However, Sam Davis didn’t intend to hurt the Mashantucket Pequot Tribal Nation. He explained in a very nice E-mail back to me that:
“I was deeply passionate about history but had only taken a couple of college-level classes. I didn’t really know how to research a topic, especially one as rich, complex, and contested as the one I chose for my first episode. On top of that, I was working entirely by myself, without a fact-checker or proofreader. The work that came out was that of a passionate amateur who didn’t know what he was doing.”
I appreciated his honesty. MANY others in his field usually would duck and cover when their conclusions are challenged. I do thank Sam Davis for responding to me. I hope that we can work together to balance out “Episode 1: Sword of the Wilderness (Part One)” with Indigenous input.

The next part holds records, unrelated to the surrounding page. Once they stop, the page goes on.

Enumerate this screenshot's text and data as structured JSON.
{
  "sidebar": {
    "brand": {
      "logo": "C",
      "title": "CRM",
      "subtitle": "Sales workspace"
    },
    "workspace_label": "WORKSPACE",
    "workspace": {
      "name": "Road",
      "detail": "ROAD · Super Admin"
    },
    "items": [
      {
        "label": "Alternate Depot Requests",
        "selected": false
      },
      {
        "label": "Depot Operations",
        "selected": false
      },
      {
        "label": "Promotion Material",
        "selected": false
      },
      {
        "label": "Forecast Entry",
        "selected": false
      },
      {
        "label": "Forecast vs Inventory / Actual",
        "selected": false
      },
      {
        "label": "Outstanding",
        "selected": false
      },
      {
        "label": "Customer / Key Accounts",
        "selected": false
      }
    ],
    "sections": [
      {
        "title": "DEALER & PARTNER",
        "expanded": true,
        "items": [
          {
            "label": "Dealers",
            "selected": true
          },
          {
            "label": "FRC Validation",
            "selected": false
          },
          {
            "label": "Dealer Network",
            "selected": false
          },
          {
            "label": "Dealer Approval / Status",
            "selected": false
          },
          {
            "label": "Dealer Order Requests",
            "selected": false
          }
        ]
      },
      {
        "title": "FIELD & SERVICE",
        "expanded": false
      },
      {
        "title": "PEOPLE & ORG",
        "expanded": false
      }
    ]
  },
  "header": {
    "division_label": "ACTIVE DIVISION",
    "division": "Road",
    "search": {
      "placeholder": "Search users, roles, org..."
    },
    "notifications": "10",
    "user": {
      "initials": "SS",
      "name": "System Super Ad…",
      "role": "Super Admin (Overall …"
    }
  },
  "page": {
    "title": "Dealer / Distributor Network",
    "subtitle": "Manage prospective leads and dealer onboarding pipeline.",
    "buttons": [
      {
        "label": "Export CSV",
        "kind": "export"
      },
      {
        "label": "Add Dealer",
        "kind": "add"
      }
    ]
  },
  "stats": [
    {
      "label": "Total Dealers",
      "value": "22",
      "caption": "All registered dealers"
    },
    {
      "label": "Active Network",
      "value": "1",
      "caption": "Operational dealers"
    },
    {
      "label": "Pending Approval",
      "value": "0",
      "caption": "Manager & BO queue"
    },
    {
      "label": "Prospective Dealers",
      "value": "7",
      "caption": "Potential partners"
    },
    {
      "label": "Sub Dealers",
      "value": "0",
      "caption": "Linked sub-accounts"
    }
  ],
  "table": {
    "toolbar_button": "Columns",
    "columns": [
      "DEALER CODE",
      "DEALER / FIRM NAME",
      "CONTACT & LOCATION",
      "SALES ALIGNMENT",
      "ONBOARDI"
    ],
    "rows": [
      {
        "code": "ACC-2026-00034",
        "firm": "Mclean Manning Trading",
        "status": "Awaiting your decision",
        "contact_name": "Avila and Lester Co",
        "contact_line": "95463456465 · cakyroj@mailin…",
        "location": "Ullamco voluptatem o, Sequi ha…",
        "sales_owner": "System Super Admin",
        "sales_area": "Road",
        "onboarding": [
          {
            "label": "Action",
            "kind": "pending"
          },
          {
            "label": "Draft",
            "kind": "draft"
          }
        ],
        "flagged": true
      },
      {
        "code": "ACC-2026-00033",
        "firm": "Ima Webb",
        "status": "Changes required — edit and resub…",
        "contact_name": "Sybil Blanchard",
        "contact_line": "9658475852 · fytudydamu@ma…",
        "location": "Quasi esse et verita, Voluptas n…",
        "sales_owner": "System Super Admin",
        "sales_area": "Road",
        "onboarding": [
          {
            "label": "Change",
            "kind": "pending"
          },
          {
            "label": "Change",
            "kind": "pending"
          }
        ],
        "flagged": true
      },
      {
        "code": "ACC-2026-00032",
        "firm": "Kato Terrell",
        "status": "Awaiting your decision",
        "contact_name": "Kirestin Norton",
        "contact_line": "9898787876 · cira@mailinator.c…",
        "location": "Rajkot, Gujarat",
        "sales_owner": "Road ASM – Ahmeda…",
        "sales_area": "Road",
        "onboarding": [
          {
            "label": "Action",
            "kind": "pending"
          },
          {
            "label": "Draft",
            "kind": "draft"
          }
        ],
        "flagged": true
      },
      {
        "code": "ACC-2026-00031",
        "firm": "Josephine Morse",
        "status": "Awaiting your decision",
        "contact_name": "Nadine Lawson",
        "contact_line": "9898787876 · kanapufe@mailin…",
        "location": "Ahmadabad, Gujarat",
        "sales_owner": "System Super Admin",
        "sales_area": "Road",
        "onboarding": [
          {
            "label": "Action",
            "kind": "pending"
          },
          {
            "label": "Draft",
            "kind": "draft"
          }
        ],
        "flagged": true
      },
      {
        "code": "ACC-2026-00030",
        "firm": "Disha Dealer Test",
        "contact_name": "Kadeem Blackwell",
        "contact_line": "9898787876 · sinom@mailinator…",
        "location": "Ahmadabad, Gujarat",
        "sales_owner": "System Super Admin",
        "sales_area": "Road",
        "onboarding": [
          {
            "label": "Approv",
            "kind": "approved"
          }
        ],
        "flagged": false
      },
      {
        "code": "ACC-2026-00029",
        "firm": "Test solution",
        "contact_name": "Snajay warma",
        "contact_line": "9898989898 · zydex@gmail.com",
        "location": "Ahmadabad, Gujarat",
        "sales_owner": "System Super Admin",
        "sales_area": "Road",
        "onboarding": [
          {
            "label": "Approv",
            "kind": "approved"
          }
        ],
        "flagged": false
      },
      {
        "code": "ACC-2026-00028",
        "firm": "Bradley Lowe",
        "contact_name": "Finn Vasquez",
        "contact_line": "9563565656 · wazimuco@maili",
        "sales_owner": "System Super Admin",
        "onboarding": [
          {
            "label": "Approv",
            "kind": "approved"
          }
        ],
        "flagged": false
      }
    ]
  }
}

The following is a link to his original episode for which I took excerpts from in my deconstruction. I encourage you to listen to both episode 1 & 2 of part one and part two of “Sword of the Wilderness” because what Sam has done an excellent job in, was conveying the horrific attitudes, prejudices, misunderstandings, of the Puritan English people of the time. He uses (in essence) their own words against them by conveying the truth of that time. A Truth, that is not taught in American high schools and MANY Colleges.
This country needs to acknowledge it’s true violent history when it comes to its indigenous peoples. Only then can true meaningful healing begin…
MUSIC IN THIS EPISODE*
ARTIST: Robert Mirabal TRACK: Medicine Man ALBUM: Music From A Painted Cave
Two-time GRAMMY winner, Robert Mirabal, lives with his family at the foot of sacred Taos Mountain in northern New Mexico.
Maintaining a traditional life, keeping the centuries-old customs of the Taos Pueblo people, Robert has been described as a Native American “Renaissance man” - musician, composer, painter, master craftsman, poet, actor, screenwriter, horseman, and farmer - and travels extensively playing his music all over the world.
If you live a traditional life you see things differently—spiritually and musically.
His first flute came when he was 18 with money he borrowed from his grandmother, and shortly afterward he had the opportunity to meet Native American flute player R. Carlos Nakai who greatly influenced him.
When we met he looked at my hands and laughed. He said "I have that same scar. It’s the scar of the flute maker". In the years since Robert has continued the evolution of his flute making and has also become a concert performer and recording artist. His dozen albums of traditional music, rock and roll, and spoken word present a contemporary view of American Indian life that is unequaled. My music is informed by the ceremonial music that I’ve heard all my life. What I create comes out of my body and soul in a desire to take care of the spirits of the earth.
A leading proponent of world music, Robert has merged his indigenous American sound with those of Africa, Asia, the Caribbean, tapping into a planetary pulse with a style that defies categorization.
Whether as a composer, songwriter or musician, Robert has won many honors including two-time Native American Artist of the Year, three-time Songwriter of the Year, a 2006 GRAMMY Award for Sacred Ground, and his 2008 GRAMMY for Johnny Whitehorse Totemic Flute Chants, blending all of Robert’s influences into a musical landscape that conjures up both the historic and contemporary West.
You can find robert’s music on apple itunes: Link To Music from a Painted Cave.
Kutupitush! (Thank You!) for listening!